Flowers is using a badly-written law meant to close statutory loopholes that prevented adults from being charged for harassing minors via social media to punish an adult for saying mean things to him to his face. Because Flowers didn't arrest Forchion on the spot, this means he had to go looking for "evidence" of Forchion's supposed "cyberharassment," which the officer somehow feels is a better statutory match for verbal abuse he experienced in person. Sure, Flowers could try to sue Forchion for defamation, but that takes time and Flowers' own cash. Flowers would rather have taxpayers finance his vendetta and see Flowers face a possible $10,000 fine and a stretch in jail than walk away from the disorderly conduct charge he likely won't be able to make stick.
This is why we warn against the unintended consequences of laws like these. It's not because we don't care about bullied kids. It's because adults -- especially those in positions of power -- will abuse them to stifle speech. Rather than simply ignore the personal attack, Flowers chose to treat it as a criminal offense. The end result is that Forchion, a.k.a. "NJ Weedman" -- a person who runs a "pot temple" he apparently feels is beyond the reach of state regulation -- is now the least ridiculous participant in this confrontation.
Just another child on the internet not getting it... AT ALL!
Why many hospice doctors like me won't participate in legal physician assisted suicide
On June 9 California will join four other states — Oregon, Washington, Vermont and Montana — in allowing physician-assisted suicide. Meanwhile, my state, Arizona, and a dozen or so others are considering their own “right to die” laws. As a hospice physician, about twice a year I am asked by a patient to prescribe a lethal dose of a medication. Oncologists throughout the country report that up to half of their patients at least ask about it.
But even if it were legal in Arizona, and I knew a patient met all the criteria established by law, I would still not hasten his or her death.
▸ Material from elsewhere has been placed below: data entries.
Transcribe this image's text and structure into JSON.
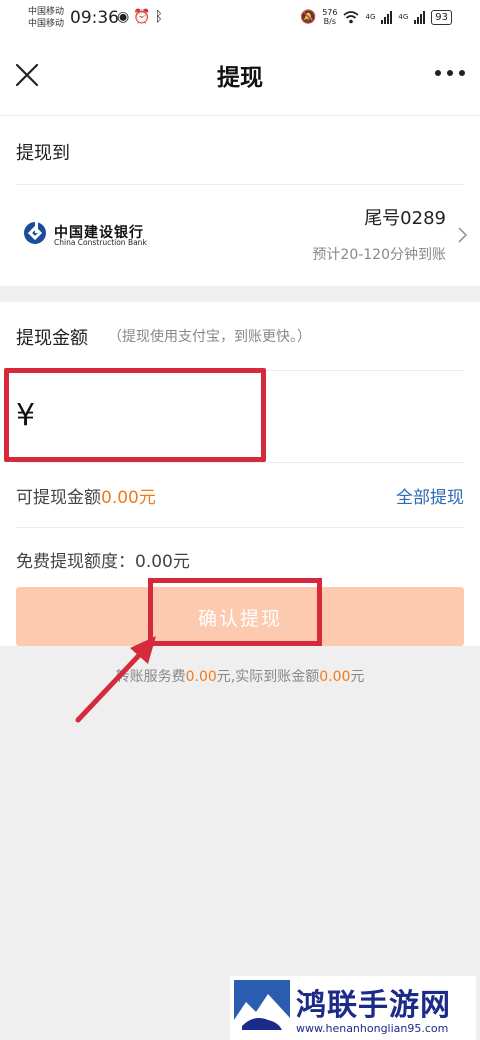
{
  "status_bar": {
    "carrier_1": "中国移动",
    "carrier_2": "中国移动",
    "time": "09:36",
    "speed_value": "576",
    "speed_unit": "B/s",
    "network_1": "4G",
    "network_2": "4G",
    "battery": "93",
    "left_icons": [
      "eye-icon",
      "alarm-icon",
      "bluetooth-icon"
    ],
    "right_icons": [
      "mute-icon",
      "wifi-icon",
      "signal-icon",
      "signal-icon",
      "battery-icon"
    ]
  },
  "nav": {
    "title": "提现",
    "left_icon": "close-icon",
    "right_icon": "more-icon"
  },
  "withdraw_to": {
    "label": "提现到",
    "bank": {
      "name": "中国建设银行",
      "name_en": "China Construction Bank",
      "tail": "尾号0289",
      "eta": "预计20-120分钟到账"
    }
  },
  "amount": {
    "label": "提现金额",
    "hint": "（提现使用支付宝，到账更快。）",
    "currency_symbol": "¥",
    "input_value": "",
    "available_label": "可提现金额",
    "available_value": "0.00元",
    "withdraw_all": "全部提现",
    "free_quota": "免费提现额度：0.00元",
    "confirm_button": "确认提现"
  },
  "fee_note": {
    "prefix": "转账服务费",
    "fee_value": "0.00",
    "middle": "元,实际到账金额",
    "actual_value": "0.00",
    "suffix": "元"
  },
  "watermark": {
    "title": "鸿联手游网",
    "url": "www.henanhonglian95.com"
  },
  "colors": {
    "accent_orange": "#f07b1d",
    "link_blue": "#2b6ab4",
    "button_disabled": "#fdcab0",
    "highlight_red": "#d42a3c"
  }
}
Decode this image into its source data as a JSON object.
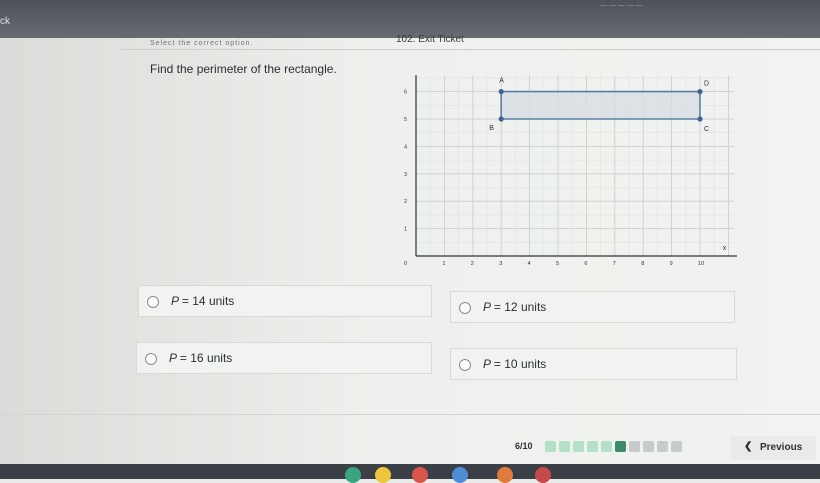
{
  "window": {
    "back_label": "ck",
    "caption": "— — — — —"
  },
  "header": {
    "title": "102. Exit Ticket",
    "instruction": "Select the correct option."
  },
  "question": {
    "text": "Find the perimeter of the rectangle."
  },
  "graph": {
    "x_ticks": [
      "0",
      "1",
      "2",
      "3",
      "4",
      "5",
      "6",
      "7",
      "8",
      "9",
      "10"
    ],
    "y_ticks": [
      "1",
      "2",
      "3",
      "4",
      "5",
      "6"
    ],
    "x_axis_label": "x",
    "points": [
      {
        "label": "A",
        "x": 3,
        "y": 6
      },
      {
        "label": "D",
        "x": 10,
        "y": 6
      },
      {
        "label": "B",
        "x": 3,
        "y": 5
      },
      {
        "label": "C",
        "x": 10,
        "y": 5
      }
    ],
    "colors": {
      "rectangle": "#5c7fa4",
      "fill": "#d7dde2",
      "points": "#3f6590"
    }
  },
  "options": [
    {
      "p": "P",
      "eq": "= 14",
      "unit": "units"
    },
    {
      "p": "P",
      "eq": "= 12",
      "unit": "units"
    },
    {
      "p": "P",
      "eq": "= 16",
      "unit": "units"
    },
    {
      "p": "P",
      "eq": "= 10",
      "unit": "units"
    }
  ],
  "footer": {
    "counter": "6/10",
    "progress": {
      "total": 10,
      "current": 6,
      "colors": {
        "answered": "#b3e0c7",
        "current": "#3e8b6a",
        "pending": "#c8cbcd"
      }
    },
    "previous_label": "Previous"
  },
  "taskbar": {
    "icon_colors": [
      "#3aa380",
      "#efc53b",
      "#d9574a",
      "#4f8ed6",
      "#e07a3d",
      "#c44a4a"
    ]
  }
}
That would be my right as a doctor, and it will be the right of doctors in California as well.